People are talking about a wave of patriotism washing across the country as Canadians cheer on their Olympic athletes. I’m sure this is true, but why? What is it based on? Why exactly should we get excited because a Canadian athlete wins a medal—because our guy slid on a piece of wood down a snowy incline faster than their guys did? It’s clear why the athlete himself might be excited. But how is that a measure of our collective self-worth?
These are more than philosophical questions. Hundreds of millions of dollars have been spent, including $117 million targeted at elite athletes through the “Own the Podium” program, on the premise that we should get excited about our athletes’ achievements. Of course that implicates us in a simplistic sense: our dollars, we hope, will buy more medals than theirs will. But—leaving aside whether that’s the highest and best use of scarce public dollars—is there anything more to it than that? Why should we care whether “we” win any medals? What’s it got to do with us?
The answer, I think, is that the success of any one individual, in sports as in other fields, is not wholly attributable to that individual. It is also a collective endeavour. It emerges from a culture, and while the talent and effort of each individual are plainly of supreme importance to their success, the likelihood of such individual successes, on average and in the aggregate, will be the greater or lesser depending on the culture that surrounds them, and the cultural attributes with which they are imbued.
There is a reason we talk of “German engineering,” or “Japanese quality” (at least, we used to). It isn’t that, by some random accident of birth, Germany happens to be endowed with an abnormally high number of superior engineers. It is because something in the culture of Germany places a premium on engineering excellence, and will accept nothing less. The meticulousness and attention to detail for which the Germans are known is not a myth, or a stereotype (though obviously it does not apply in every case). It is something they learn from each other.

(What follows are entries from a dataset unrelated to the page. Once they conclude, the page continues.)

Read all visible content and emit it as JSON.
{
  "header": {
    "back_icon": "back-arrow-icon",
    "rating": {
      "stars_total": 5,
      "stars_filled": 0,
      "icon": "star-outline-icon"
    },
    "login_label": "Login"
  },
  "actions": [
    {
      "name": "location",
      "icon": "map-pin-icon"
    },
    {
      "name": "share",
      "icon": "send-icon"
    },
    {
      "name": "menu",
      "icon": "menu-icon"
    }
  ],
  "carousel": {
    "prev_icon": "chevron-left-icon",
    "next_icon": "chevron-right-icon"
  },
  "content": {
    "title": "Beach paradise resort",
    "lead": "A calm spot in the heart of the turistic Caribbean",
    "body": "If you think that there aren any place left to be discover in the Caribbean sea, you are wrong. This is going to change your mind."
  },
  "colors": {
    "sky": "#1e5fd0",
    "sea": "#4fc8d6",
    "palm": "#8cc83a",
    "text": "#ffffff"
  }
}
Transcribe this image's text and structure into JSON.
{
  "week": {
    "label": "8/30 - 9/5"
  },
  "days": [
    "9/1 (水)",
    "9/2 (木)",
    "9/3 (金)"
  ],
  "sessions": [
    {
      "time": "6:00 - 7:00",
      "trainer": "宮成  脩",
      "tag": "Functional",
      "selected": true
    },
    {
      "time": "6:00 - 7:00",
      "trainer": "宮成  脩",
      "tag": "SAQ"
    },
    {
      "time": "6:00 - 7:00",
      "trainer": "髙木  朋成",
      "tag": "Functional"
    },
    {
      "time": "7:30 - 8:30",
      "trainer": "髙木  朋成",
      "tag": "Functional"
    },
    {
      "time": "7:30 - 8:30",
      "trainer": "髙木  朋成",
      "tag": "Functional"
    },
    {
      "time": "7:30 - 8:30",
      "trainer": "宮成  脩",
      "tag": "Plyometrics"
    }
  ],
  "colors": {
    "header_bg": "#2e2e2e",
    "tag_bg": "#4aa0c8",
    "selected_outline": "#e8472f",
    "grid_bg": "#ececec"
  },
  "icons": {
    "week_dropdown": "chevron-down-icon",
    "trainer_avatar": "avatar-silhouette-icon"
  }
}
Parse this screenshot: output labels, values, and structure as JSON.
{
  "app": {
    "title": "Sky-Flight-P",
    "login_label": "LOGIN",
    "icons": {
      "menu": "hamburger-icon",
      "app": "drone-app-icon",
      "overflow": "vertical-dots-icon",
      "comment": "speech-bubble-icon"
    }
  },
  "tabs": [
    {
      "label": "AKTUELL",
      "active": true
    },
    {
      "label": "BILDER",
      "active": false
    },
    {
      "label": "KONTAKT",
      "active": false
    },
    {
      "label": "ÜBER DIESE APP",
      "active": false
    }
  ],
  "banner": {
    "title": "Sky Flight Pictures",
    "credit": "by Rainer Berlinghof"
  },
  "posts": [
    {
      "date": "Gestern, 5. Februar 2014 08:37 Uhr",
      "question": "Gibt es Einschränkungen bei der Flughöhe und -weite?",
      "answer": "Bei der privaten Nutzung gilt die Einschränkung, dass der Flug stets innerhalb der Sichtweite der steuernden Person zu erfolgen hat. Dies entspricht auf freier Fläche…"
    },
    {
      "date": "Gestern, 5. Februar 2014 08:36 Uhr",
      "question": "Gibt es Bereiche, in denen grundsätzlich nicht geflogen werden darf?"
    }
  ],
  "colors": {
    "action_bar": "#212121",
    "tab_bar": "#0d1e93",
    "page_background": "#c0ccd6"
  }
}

Think of those extraordinary flowerings of human culture that happen every now and then: Florence in the quattrocento, or Elizabethan London. We can marvel at the individual genius of a Shakespeare. But we have also to reckon with the remarkable generation of artists who were his contemporaries. Was there something in the water? Or did each bootstrap the others to higher levels of accomplishment? You’re Kit Marlowe, and you’ve just written a play you think is rather good. But then you go to Will Shakespeare’s latest, and suddenly you are made to see what a truly great play looks like. So you go back and rewrite. You raise your standards.

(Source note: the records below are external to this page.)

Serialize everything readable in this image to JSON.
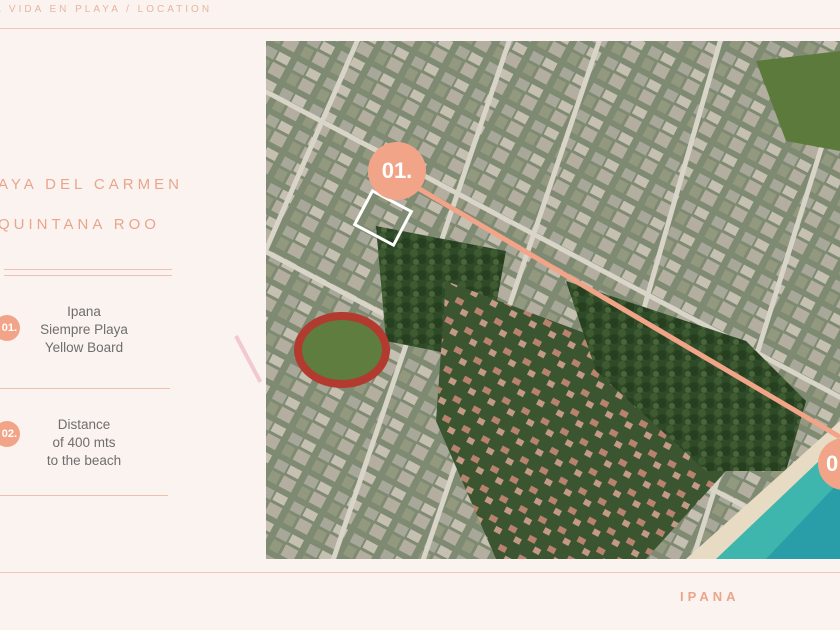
{
  "header": {
    "breadcrumb": "A VIDA EN PLAYA / LOCATION"
  },
  "location": {
    "city": "AYA DEL CARMEN",
    "state": "QUINTANA ROO"
  },
  "points": [
    {
      "badge": "01.",
      "lines": [
        "Ipana",
        "Siempre Playa",
        "Yellow Board"
      ]
    },
    {
      "badge": "02.",
      "lines": [
        "Distance",
        "of 400 mts",
        "to the beach"
      ]
    }
  ],
  "map": {
    "marker_1": "01.",
    "marker_2": "0",
    "accent_color": "#f2a488"
  },
  "footer": {
    "brand": "IPANA"
  }
}
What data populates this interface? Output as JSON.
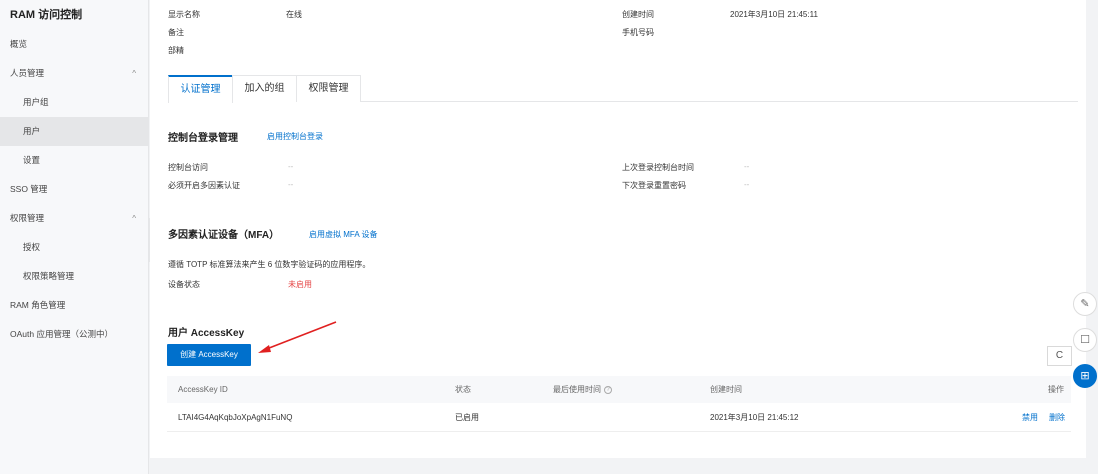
{
  "sidebar": {
    "title": "RAM 访问控制",
    "items": [
      {
        "label": "概览"
      },
      {
        "label": "人员管理",
        "chevron": "^"
      },
      {
        "label": "用户组"
      },
      {
        "label": "用户"
      },
      {
        "label": "设置"
      },
      {
        "label": "SSO 管理"
      },
      {
        "label": "权限管理",
        "chevron": "^"
      },
      {
        "label": "授权"
      },
      {
        "label": "权限策略管理"
      },
      {
        "label": "RAM 角色管理"
      },
      {
        "label": "OAuth 应用管理（公测中）"
      }
    ],
    "collapse_glyph": "‹"
  },
  "info": {
    "display_name_label": "显示名称",
    "display_name_value": "在线",
    "remark_label": "备注",
    "dept_label": "部精",
    "created_label": "创建时间",
    "created_value": "2021年3月10日 21:45:11",
    "phone_label": "手机号码"
  },
  "tabs": [
    "认证管理",
    "加入的组",
    "权限管理"
  ],
  "console": {
    "title": "控制台登录管理",
    "enable_link": "启用控制台登录",
    "access_label": "控制台访问",
    "access_value": "--",
    "mfa_required_label": "必须开启多因素认证",
    "mfa_required_value": "--",
    "last_login_label": "上次登录控制台时间",
    "last_login_value": "--",
    "reset_pwd_label": "下次登录重置密码",
    "reset_pwd_value": "--"
  },
  "mfa": {
    "title": "多因素认证设备（MFA）",
    "enable_link": "启用虚拟 MFA 设备",
    "desc": "遵循 TOTP 标准算法来产生 6 位数字验证码的应用程序。",
    "status_label": "设备状态",
    "status_value": "未启用"
  },
  "accesskey": {
    "title": "用户 AccessKey",
    "create_button": "创建 AccessKey",
    "refresh_glyph": "C",
    "columns": {
      "id": "AccessKey ID",
      "status": "状态",
      "last_used": "最后使用时间",
      "help": "?",
      "created": "创建时间",
      "ops": "操作"
    },
    "rows": [
      {
        "id": "LTAI4G4AqKqbJoXpAgN1FuNQ",
        "status": "已启用",
        "created": "2021年3月10日 21:45:12",
        "disable": "禁用",
        "delete": "删除"
      }
    ]
  },
  "float_tools": [
    "✎",
    "☐",
    "⊞"
  ],
  "colors": {
    "primary": "#0070cc",
    "danger": "#e54545",
    "arrow": "#e02020"
  }
}
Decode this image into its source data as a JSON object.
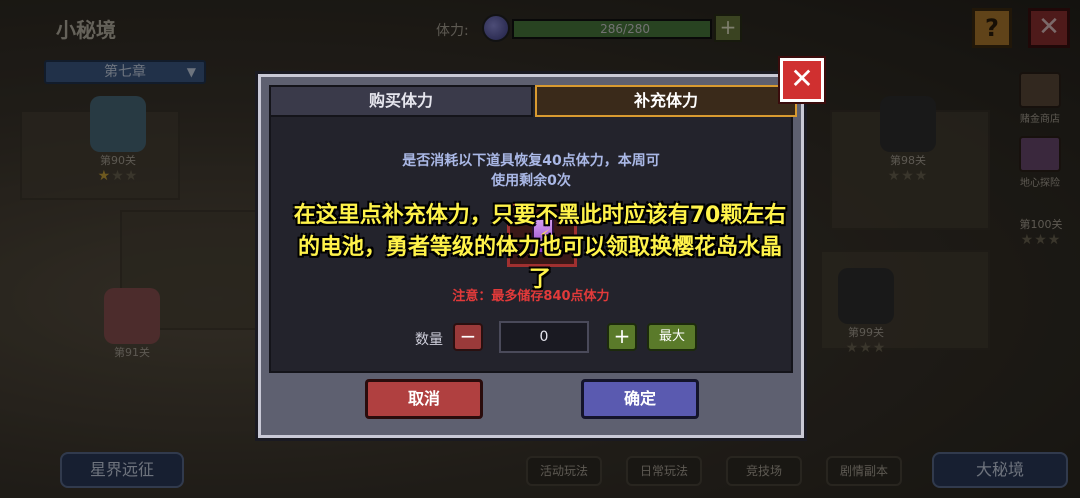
{
  "header": {
    "title": "小秘境",
    "chapter": "第七章",
    "stamina_label": "体力:",
    "stamina_value": "286/280",
    "stamina_fill": 1.0,
    "help_icon": "?",
    "close_icon": "✕"
  },
  "side_menu": [
    {
      "label": "赌金商店",
      "icon": "shop-icon"
    },
    {
      "label": "地心探险",
      "icon": "crystal-icon"
    }
  ],
  "levels": [
    {
      "label": "第90关",
      "stars": 1
    },
    {
      "label": "第91关",
      "stars": 0
    },
    {
      "label": "第98关",
      "stars": 0
    },
    {
      "label": "第99关",
      "stars": 0
    },
    {
      "label": "第100关",
      "stars": 0
    }
  ],
  "bottom": {
    "left_big": "星界远征",
    "right_big": "大秘境",
    "buttons": [
      "活动玩法",
      "日常玩法",
      "竞技场",
      "剧情副本"
    ]
  },
  "modal": {
    "tab_buy": "购买体力",
    "tab_refill": "补充体力",
    "desc_line1": "是否消耗以下道具恢复40点体力，本周可",
    "desc_line2": "使用剩余0次",
    "warning": "注意：最多储存840点体力",
    "qty_label": "数量",
    "qty_value": "0",
    "minus": "−",
    "plus": "+",
    "max": "最大",
    "cancel": "取消",
    "confirm": "确定",
    "close": "✕"
  },
  "caption": {
    "line1": "在这里点补充体力，只要不黑此时应该有70颗左右",
    "line2": "的电池，勇者等级的体力也可以领取换樱花岛水晶",
    "line3": "了"
  }
}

I hesitate to compare luging to Shakespeare. But something of the same dynamic must explain why some countries develop a culture of winning, and others do not. To be sure, Olympic success correlates fairly closely with more mundane variables such as income (the richer the country, the more money it can spend on its athletes) or population (the more people it has, the higher the chances of producing a superior physical talent). But then you come upon the outliers, like Norway in the Winter Games or Australia in the Summer Games, who win medals out of all proportion to what mere numbers would predict.
This country used to be content to win a handful of medals at the Olympics, summer or winter. You could say we were more serene in our sense of self, less caught up in such arbitrary measures of national achievement. Or you could say we were complacent. At any rate, somewhere along the way we decided that it mattered to us to win at other sports, the way it has always mattered to us to win at hockey.
We didn’t just invest a lot of money in it, or harness the kinds of high-tech scientific expertise described in that Maclean’s cover story a few weeks back. Something shifted in the culture: in our expectations, certainly. Whether we have also developed the habits of mind and qualities of character that are required to meet those expectations is less settled. You can see it most clearly in the women’s speed skating team: it isn’t just talent or training that explains their remarkable success, but a shared psychological state—a culture of winning—one that still eludes, say, the men’s alpine team.
So yes, when Canadian athletes win Olympic glory, we are entitled to cheer. It does have something to do with us. We have all, to a greater or lesser extent, taken part in that change of national temperament, and as such their achievement is, in whatever part, our achievement, a collaborative effort, a culture. I call it a culture of winning, but it’s really a culture of excellence, a refusal to settle for second-best, and with any luck their example will spread into other areas of our national life. We don’t have enough such examples. There aren’t many things we make here that we make better than anyone else.
But these athletes were made here. They are what we have chosen to be. They are made of us, and are helping to make us in their turn.